It means that there was a time when everybody in the human population had that allele and its been reducing in frequency over time because the other alleles have some advantage. So when we look today at things that make you susceptible to long-term chronic diseases like Alzheimers and Type 2 diabetes a lot of those alleles are the ancestral forms. Ancient people just were not well adapted to today's circumstances. And the alleles aren't gone, they have been reducing but they are still here and they are causing what we consider to be problems although 50,000 years ago they weren't problems, people lived a different lifestyle.This is a great point to make, and actually represents the flip side of usual way of thinking. Instead of viewing a novel alleles that is increasing in frequency as advantageous, we can think of the old (ancestral) allele as disadvantageous in the new circumstances.
Sometimes people think that our ancestral forms "work just fine", until some new mutation comes along that works better, somewhat like a new car model replacing an old but effective one. In this view, humans are "perfecting themselves" by acquiring new and better abilities.
But, evolution doesn't work that way.
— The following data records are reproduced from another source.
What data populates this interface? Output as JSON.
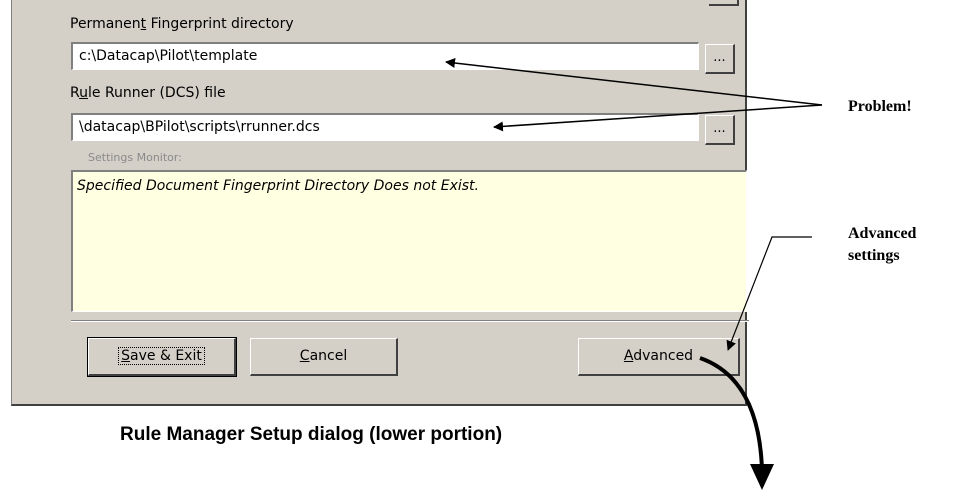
{
  "dialog": {
    "fingerprint_dir": {
      "label_pre": "Permanen",
      "label_ul": "t",
      "label_post": " Fingerprint directory",
      "value": "c:\\Datacap\\Pilot\\template",
      "browse": "..."
    },
    "rule_runner": {
      "label_pre": "R",
      "label_ul": "u",
      "label_post": "le Runner (DCS) file",
      "value": "\\datacap\\BPilot\\scripts\\rrunner.dcs",
      "browse": "..."
    },
    "settings_monitor": {
      "label": "Settings Monitor:",
      "message": "Specified Document Fingerprint Directory Does not Exist."
    },
    "buttons": {
      "save": {
        "ul": "S",
        "rest": "ave & Exit"
      },
      "cancel": {
        "ul": "C",
        "rest": "ancel"
      },
      "advanced": {
        "ul": "A",
        "rest": "dvanced"
      }
    }
  },
  "annotations": {
    "problem": "Problem!",
    "advanced_line1": "Advanced",
    "advanced_line2": "settings",
    "caption": "Rule Manager Setup dialog (lower portion)"
  },
  "colors": {
    "dialog_bg": "#d4d0c8",
    "monitor_bg": "#ffffe1"
  }
}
Some of the new alleles favored by recent evolution could have arisen several times in the past in earlier Homo or even more distant ancestors. But, selection did not favor them then because the circumstances weren't right.
John also talks about why Neanderthals may have been the source for FOXP2 in humans:
It seems to me we've got a 50/50 chance that it originated in modern humans and was passed to Neanderthals.and:
If it came from Neanderthals we would have to propose that FOXP2 arose about 100,000 years ago when modern humans and Neanderthals were in contact in the Near East. The key is that if FOXP2 is more recently fixed than the common ancestor of humans and Neanderthals who lived 300,000 or 400,000 years ago, then it had to be transferred in one direction or the other. Given that it's there in several Neanderthal specimens and it's globally dispersed in humans, this transfer, if it happened, had to happen early enough for FOXP2 to get to where it was. So I'm thinking in the time frame of 100,000 years ago, but I'm waiting to see a date.
If I were to meet somebody who lived 50,000 years ago, how would that person be different from me?
Well number one, somebody from 50,000 years ago who was transported to today in a time machine would probably be dead within two years from some infectious disease. That's the number one difference, we have resistance to all kinds of diseases that have emerged during the process of civilization that never existed before. The smallpox that killed many of the Native Americans, the susceptibility was there for genetic reasons. There would be some digestive changes. When we look at the diversity among people in the world to day in terms of Type 2 diabetes, and obesity susceptibility, some of those differences are going to be explained by recently selected genes that have to do with diet. I suspect there would be some behavioral changes. We're looking at a large category of genes that effect the central nervous system, we don't know what they do but I can expect there must be some behavioral differences that have influenced human populations across the last 50,000 years.